In fact, you can train pretty much every bodypart to some degree right in the comfort of your own home, office or hotel room, and although you may not effect tremendous gain-producing results, you can at least stave off atrophy (and any guilty feelings) until you can get to a proper gym. I’ve designed the following routine for just such emergencies. It should take you only about a half-hour to perform, but it will work every major muscle group effectively.


This is the granddaddy of all exercises. It is excellent for working your chest, shoulders and triceps. However, although almost everyone knows what a pushup is, most people do them wrong. It is not meant to be used as an ego booster. It doesn’t matter whether you can do 20, 50 or 100 repetitions or how fast you can do them.  What is important is that you feel the muscles working as you control your up and down movement. Slow and steady is the way to perform pushups.


Dips are great for chest, shoulders and triceps, and they even hit the lats. You will need two sturdy chairs to perform these. Place them back to back, about shoulder-width apart. Put your hands on the backs of the chairs and press up, being careful not to lean too far forward and lose your balance. If you need to, you can assist yourself by letting your feet touch the floor and pushing up with your legs slightly. Otherwise, keep your knees bent and feet hooked together. Again, use caution when performing these.


This exercise is very good for tuning up the back muscles, particularly the lats, but also the traps. It hits the biceps, too. Place a broomstick across the backs of two chairs positioned approximately 24″ apart. Lie on your back between the chairs and reach up for the broomstick, grabbing it where it meets the chair backs. Keeping your body straight and heels on the floor, pull yourself up until your chin comes over the broomstick. Think of this as a pullup on an angle.


These are basically deep squats without weight and will work your thighs and  improve your lung capacity. Put your hands on your hips and simply squat up and down following a smooth rhythm.
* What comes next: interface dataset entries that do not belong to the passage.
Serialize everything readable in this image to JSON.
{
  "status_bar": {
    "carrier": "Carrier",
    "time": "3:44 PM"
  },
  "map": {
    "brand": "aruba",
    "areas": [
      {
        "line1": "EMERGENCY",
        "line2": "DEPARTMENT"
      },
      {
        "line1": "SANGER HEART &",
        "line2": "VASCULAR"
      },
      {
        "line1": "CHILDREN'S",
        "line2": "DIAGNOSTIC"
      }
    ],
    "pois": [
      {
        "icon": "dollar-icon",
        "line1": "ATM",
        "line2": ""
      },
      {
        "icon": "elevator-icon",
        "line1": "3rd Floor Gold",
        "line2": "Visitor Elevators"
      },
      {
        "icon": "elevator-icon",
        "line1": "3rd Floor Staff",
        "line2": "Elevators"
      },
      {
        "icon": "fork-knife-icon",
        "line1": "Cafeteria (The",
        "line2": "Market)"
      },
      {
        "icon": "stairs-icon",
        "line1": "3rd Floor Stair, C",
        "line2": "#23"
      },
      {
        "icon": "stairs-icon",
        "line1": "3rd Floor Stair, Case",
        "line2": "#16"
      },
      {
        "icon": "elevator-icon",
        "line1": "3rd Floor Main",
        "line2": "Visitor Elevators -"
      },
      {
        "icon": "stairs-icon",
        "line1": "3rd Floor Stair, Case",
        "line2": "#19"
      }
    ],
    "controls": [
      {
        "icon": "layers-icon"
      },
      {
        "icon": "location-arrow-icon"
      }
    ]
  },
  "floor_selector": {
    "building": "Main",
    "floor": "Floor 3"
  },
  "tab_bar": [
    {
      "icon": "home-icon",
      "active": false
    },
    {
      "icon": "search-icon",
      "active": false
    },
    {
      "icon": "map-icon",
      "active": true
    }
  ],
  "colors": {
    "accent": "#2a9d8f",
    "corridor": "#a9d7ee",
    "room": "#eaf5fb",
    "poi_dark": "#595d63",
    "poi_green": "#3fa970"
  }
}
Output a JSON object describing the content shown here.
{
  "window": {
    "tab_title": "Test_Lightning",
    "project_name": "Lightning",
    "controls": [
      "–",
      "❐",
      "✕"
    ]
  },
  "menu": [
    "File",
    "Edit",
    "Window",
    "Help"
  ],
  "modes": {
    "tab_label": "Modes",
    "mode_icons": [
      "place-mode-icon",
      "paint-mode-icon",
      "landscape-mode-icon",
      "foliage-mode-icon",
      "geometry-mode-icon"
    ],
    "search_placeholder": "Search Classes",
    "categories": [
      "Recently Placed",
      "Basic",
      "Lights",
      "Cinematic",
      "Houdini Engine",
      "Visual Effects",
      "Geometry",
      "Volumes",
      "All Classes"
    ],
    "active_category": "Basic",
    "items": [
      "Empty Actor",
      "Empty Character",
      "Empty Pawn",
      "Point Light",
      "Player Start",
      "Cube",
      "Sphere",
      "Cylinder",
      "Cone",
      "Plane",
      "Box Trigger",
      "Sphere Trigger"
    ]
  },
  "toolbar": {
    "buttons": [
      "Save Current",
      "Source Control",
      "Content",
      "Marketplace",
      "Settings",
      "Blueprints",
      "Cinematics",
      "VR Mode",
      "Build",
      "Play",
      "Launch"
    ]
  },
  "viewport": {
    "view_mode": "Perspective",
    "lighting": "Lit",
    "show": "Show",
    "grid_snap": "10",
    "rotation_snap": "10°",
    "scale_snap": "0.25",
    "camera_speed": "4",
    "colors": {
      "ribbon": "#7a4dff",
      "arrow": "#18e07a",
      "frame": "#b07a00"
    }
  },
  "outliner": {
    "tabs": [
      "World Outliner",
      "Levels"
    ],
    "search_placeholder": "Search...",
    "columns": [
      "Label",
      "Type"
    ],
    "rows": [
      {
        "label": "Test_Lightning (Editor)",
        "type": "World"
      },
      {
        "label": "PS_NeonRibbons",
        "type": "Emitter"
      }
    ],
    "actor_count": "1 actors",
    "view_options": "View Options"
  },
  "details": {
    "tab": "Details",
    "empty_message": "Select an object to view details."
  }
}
Go as deep as you can, breathing in on the way down and exhaling on the way up. At the top of the movement, tense your quads. You’d be surprised how grueling these can be after the 50th rep!


Place a thick book (like a telephone book) on the floor near a chair. Stand barefoot on the edge of the book while using the chair for support and perform unilateral calf raises. Aim for 50 reps with each leg.


To work your abdominal region, simply lie on the floor, raise your knees up until your thighs are perpendicular to the floor, and contract your body inward. Try to roll your body in, as if getting into a fetal position, as opposed to keeping your back rigid. You have the option of lacing your fingers together behind your head or putting your arms on the floor beside your body.

The entire workout, as I’ve outlined in the accompanying table, should take you no more than 30 minutes. When you’re done, you’ll have the confidence of knowing that even though you couldn’t get yourself into a gym, your body will think you did!


  • Pushups | SETS: 3 | REPS: Failure*
  • Dips Between Chairs | SETS: 2 | REPS: 10-15
  • Rows Between Chairs | SETS: 5 | REPS: 10-15
  • Deep Knee Bends | SETS: 1 | REPS: Failure*
  • Calf Raises | SETS: 2 | REPS: 25
  • Crunches | SETS: 3 | REPS: 25

* Failure means going until you can’t do another rep. It will vary from person to person.